Seite 502 - You have conducted the great military contest with wisdom and fortitude, invariably regarding the rights of the civil power through all disasters and changes.
Seite 568 - As for myself, the delay may be compared to a reprieve; for in confidence, I tell you, (with the world it would obtain little credit) that my movements to the chair of government will be accompanied by feelings not unlike those of a culprit who is going to the place of his execution...
Seite 549 - To be fearful of investing Congress, constituted as that body is, with ample authorities for national purposes, appears to me the very climax of popular absurdity and madness. Could Congress exert them for the detriment of the people, without injuring themselves in an equal or greater proportion? Are not their interests inseparably connected' with those of their constituents?
Seite 486 - I now make it my earnest prayer that God would have you, and the State over which you preside, in his holy protection ; that He would incline the hearts of the citizens to cultivate a spirit of subordination and obedience to government; to entertain a brotherly affection and love for one another, for their fellow-citizens of the United States at large...
Seite 473 - Can you then consent to be the only sufferers by this revolution, and retiring from the field, grow old in poverty, wretchedness and contempt? Can you consent to wade through the vile mire of dependency, and owe the miserable remnant of that life to charity, which has hitherto been spent in honor?
Seite 166 - General went up to see her, and she upbraided him with being in a plot to murder her child. One moment she raved,. another she melted into tears. Sometimes she pressed her infant to her bosom, and lamented its fate, occasioned by the imprudence of its father, in a manner that would have pierced insensibility itself. All the sweetness of beauty, all the loveliness of innocence, all the tenderness of a wife, and all the fondness of a mother showed themselves in her appearance and conduct.
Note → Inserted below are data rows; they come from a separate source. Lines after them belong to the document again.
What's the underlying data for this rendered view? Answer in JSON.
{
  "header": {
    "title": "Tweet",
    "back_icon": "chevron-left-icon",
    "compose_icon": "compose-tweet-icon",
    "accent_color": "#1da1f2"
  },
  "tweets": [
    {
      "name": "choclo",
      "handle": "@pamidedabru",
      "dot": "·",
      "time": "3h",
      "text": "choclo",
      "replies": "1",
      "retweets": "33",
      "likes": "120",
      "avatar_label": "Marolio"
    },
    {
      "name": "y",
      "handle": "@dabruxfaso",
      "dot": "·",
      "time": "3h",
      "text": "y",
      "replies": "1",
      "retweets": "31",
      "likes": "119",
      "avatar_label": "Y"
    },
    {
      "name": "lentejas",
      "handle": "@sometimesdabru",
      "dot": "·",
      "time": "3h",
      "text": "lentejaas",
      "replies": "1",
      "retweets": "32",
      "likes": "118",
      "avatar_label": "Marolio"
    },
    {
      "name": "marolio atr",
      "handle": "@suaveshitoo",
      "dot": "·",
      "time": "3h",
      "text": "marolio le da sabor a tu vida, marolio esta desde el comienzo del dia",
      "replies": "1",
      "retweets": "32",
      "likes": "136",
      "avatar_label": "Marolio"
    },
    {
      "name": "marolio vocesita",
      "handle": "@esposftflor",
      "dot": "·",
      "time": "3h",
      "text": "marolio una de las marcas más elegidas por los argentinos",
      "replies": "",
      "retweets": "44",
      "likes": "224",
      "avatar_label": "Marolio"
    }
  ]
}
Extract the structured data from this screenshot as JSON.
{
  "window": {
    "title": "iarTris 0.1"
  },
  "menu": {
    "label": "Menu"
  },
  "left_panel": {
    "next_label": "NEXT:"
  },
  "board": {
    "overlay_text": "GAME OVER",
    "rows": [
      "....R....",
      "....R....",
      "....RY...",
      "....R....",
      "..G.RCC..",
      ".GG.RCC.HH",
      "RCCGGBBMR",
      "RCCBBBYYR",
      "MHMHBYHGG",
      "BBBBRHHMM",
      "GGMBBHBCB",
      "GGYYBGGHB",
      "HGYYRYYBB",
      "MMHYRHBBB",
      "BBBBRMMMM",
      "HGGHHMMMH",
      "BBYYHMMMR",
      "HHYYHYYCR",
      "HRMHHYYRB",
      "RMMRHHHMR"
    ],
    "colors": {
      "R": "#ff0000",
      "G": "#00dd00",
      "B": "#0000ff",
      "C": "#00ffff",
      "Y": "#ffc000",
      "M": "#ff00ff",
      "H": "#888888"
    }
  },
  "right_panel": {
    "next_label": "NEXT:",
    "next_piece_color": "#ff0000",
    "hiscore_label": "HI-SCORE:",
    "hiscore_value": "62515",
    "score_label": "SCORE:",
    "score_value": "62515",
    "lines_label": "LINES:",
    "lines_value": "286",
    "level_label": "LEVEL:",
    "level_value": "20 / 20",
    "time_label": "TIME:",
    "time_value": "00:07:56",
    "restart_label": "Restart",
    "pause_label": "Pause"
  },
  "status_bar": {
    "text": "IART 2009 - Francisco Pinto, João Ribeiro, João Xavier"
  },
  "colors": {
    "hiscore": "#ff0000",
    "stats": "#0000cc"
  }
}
Seite 465 - On the following day another anonymous address was circulated, written in a more moderate tone, but to the same purport with the first, and affecting to construe the general orders into an approbation of the object sought ; only changing the day appointed for the meeting.